There is also the fact that there is a lot of information and technology coming out of America, with a lot of friendships that have been created over the years with some of the US stars. For instance, you have Billy Stockton helping Paul Mouhayet and Moits Racing, and he is probably the best tuner in the world for a supercharged Doorslammer. At the same time, we have Frankie Taylor, Mark Savage is on Sam Fenech’s crew, and Maurice Fabietti and Marty Dack both have people over to assist as well. You also can’t take the tracks out of this. The American technology doesn’t work as well on a slippery track! But you get a good old sticky track and it works great, so thanks to the tracks for keeping up with the performances of the cars.
A lot of money has been spent on shock absorbers and suspension too. Emilio Spinozzi for example has Michael Marriott helping him, and that is a guy who understands chassis, shock absorbers, suspensions and the like way better than anyone else in the field. I think it’s just a matter of time before those guys get that thing hauling down the track and threatwening the front-runners.
Another amazing thing to see lately is the work on 60-foot times. I think it really started with Paul and Moits Racing. Of course, any increment you can improve comes off your ET at the end of the track, and at the moment the most important one seems to be the 60-foot time, which previously we had never really chased here in Australia. In Sydney I noted that Paul was running .940s and .930s, and Zap also runs pretty good 60-foot times. I think all of the guys with the chassis setups and the shock absorbers that are getting around now are really working on this area. Once upon a time, if you ran 1.0 to the 60-foot you were doing well. There have been three or four cars running .940 at the past couple of races, so I think that is what people are chasing.
As far as ET goes, we have always been equal with the Americans, but I think now that we are chasing the 60-foot times and the 330foot times, it is all adding up.
There’s perhaps no better proof of this than Scott McLean’s 5.572@252mph during warmups for the Winternationals. American crew chief Darren Mayer had the car humming to shatter Paul Mouhayet’s previous Pro Slammer record of 5.58. Take it as gospel: it’s only a matter of time until we’ll be in front of the NHRA cars or the Pro Boost cars.
Before I sign off for this issue, a quick side note. As far as my health goes, as I write this I’m waiting on a tick from the doctor to let me go racing at the Winters.

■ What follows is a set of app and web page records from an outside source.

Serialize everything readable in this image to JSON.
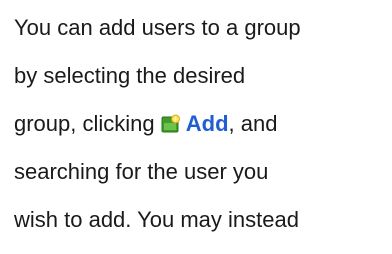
{
  "document": {
    "line1": "You can add users to a group",
    "line2": "by selecting the desired",
    "line3_before": "group, clicking ",
    "add_label": "Add",
    "line3_after": ", and",
    "line4": "searching for the user you",
    "line5": "wish to add. You may instead",
    "icon": "add-user-icon"
  }
}
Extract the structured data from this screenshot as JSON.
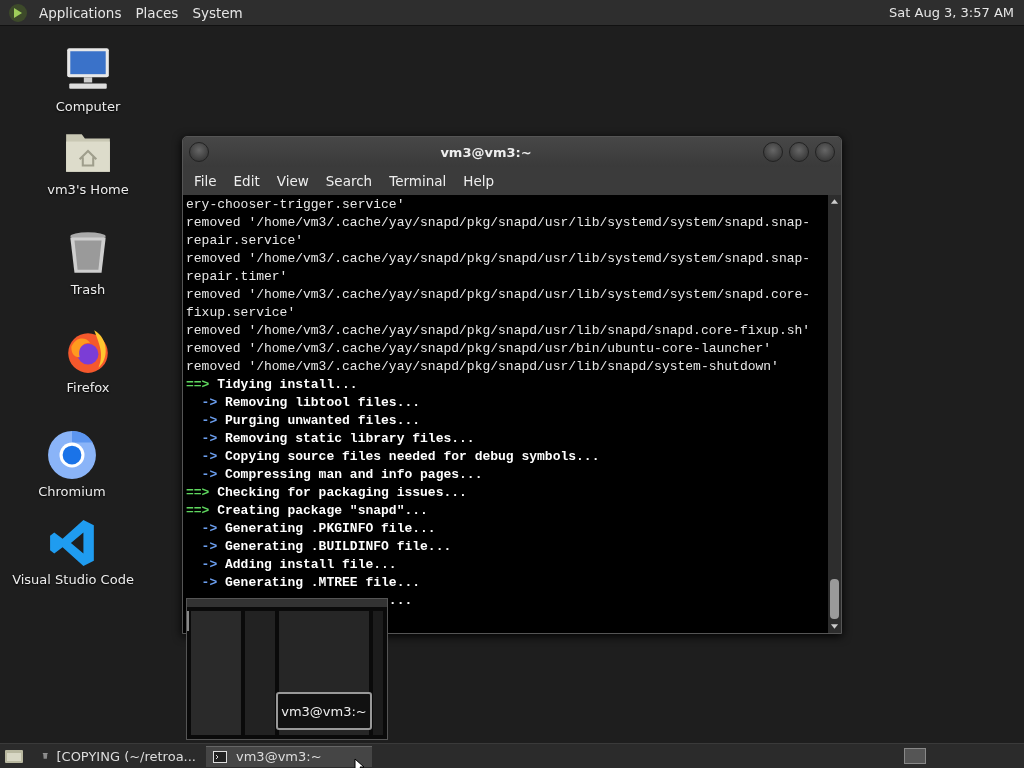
{
  "top_panel": {
    "menus": [
      "Applications",
      "Places",
      "System"
    ],
    "clock": "Sat Aug 3, 3:57 AM"
  },
  "desktop_icons": [
    {
      "kind": "computer",
      "label": "Computer"
    },
    {
      "kind": "home",
      "label": "vm3's Home"
    },
    {
      "kind": "trash",
      "label": "Trash"
    },
    {
      "kind": "firefox",
      "label": "Firefox"
    },
    {
      "kind": "chromium",
      "label": "Chromium"
    },
    {
      "kind": "vscode",
      "label": "Visual Studio Code"
    }
  ],
  "terminal_window": {
    "title": "vm3@vm3:~",
    "menu": [
      "File",
      "Edit",
      "View",
      "Search",
      "Terminal",
      "Help"
    ],
    "lines": [
      {
        "kind": "plain",
        "text": "ery-chooser-trigger.service'"
      },
      {
        "kind": "plain",
        "text": "removed '/home/vm3/.cache/yay/snapd/pkg/snapd/usr/lib/systemd/system/snapd.snap-"
      },
      {
        "kind": "plain",
        "text": "repair.service'"
      },
      {
        "kind": "plain",
        "text": "removed '/home/vm3/.cache/yay/snapd/pkg/snapd/usr/lib/systemd/system/snapd.snap-"
      },
      {
        "kind": "plain",
        "text": "repair.timer'"
      },
      {
        "kind": "plain",
        "text": "removed '/home/vm3/.cache/yay/snapd/pkg/snapd/usr/lib/systemd/system/snapd.core-"
      },
      {
        "kind": "plain",
        "text": "fixup.service'"
      },
      {
        "kind": "plain",
        "text": "removed '/home/vm3/.cache/yay/snapd/pkg/snapd/usr/lib/snapd/snapd.core-fixup.sh'"
      },
      {
        "kind": "plain",
        "text": "removed '/home/vm3/.cache/yay/snapd/pkg/snapd/usr/bin/ubuntu-core-launcher'"
      },
      {
        "kind": "plain",
        "text": "removed '/home/vm3/.cache/yay/snapd/pkg/snapd/usr/lib/snapd/system-shutdown'"
      },
      {
        "kind": "main",
        "prefix": "==>",
        "text": "Tidying install..."
      },
      {
        "kind": "sub",
        "prefix": "->",
        "text": "Removing libtool files..."
      },
      {
        "kind": "sub",
        "prefix": "->",
        "text": "Purging unwanted files..."
      },
      {
        "kind": "sub",
        "prefix": "->",
        "text": "Removing static library files..."
      },
      {
        "kind": "sub",
        "prefix": "->",
        "text": "Copying source files needed for debug symbols..."
      },
      {
        "kind": "sub",
        "prefix": "->",
        "text": "Compressing man and info pages..."
      },
      {
        "kind": "main",
        "prefix": "==>",
        "text": "Checking for packaging issues..."
      },
      {
        "kind": "main",
        "prefix": "==>",
        "text": "Creating package \"snapd\"..."
      },
      {
        "kind": "sub",
        "prefix": "->",
        "text": "Generating .PKGINFO file..."
      },
      {
        "kind": "sub",
        "prefix": "->",
        "text": "Generating .BUILDINFO file..."
      },
      {
        "kind": "sub",
        "prefix": "->",
        "text": "Adding install file..."
      },
      {
        "kind": "sub",
        "prefix": "->",
        "text": "Generating .MTREE file..."
      },
      {
        "kind": "tail",
        "text": "..."
      }
    ]
  },
  "window_preview": {
    "kind": "picture",
    "label": "vm3@vm3:~"
  },
  "taskbar": {
    "tasks": [
      {
        "kind": "file-operation",
        "label": "[COPYING (~/retroa...",
        "selected": false
      },
      {
        "kind": "terminal",
        "label": "vm3@vm3:~",
        "selected": true
      }
    ]
  }
}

That will have already been run by the time you read this, so you’ll already know if I managed it. Either way, I do feel like I am getting close to coming back. Even if I don’t get to race at the Winters, I hope to be out on-track soon.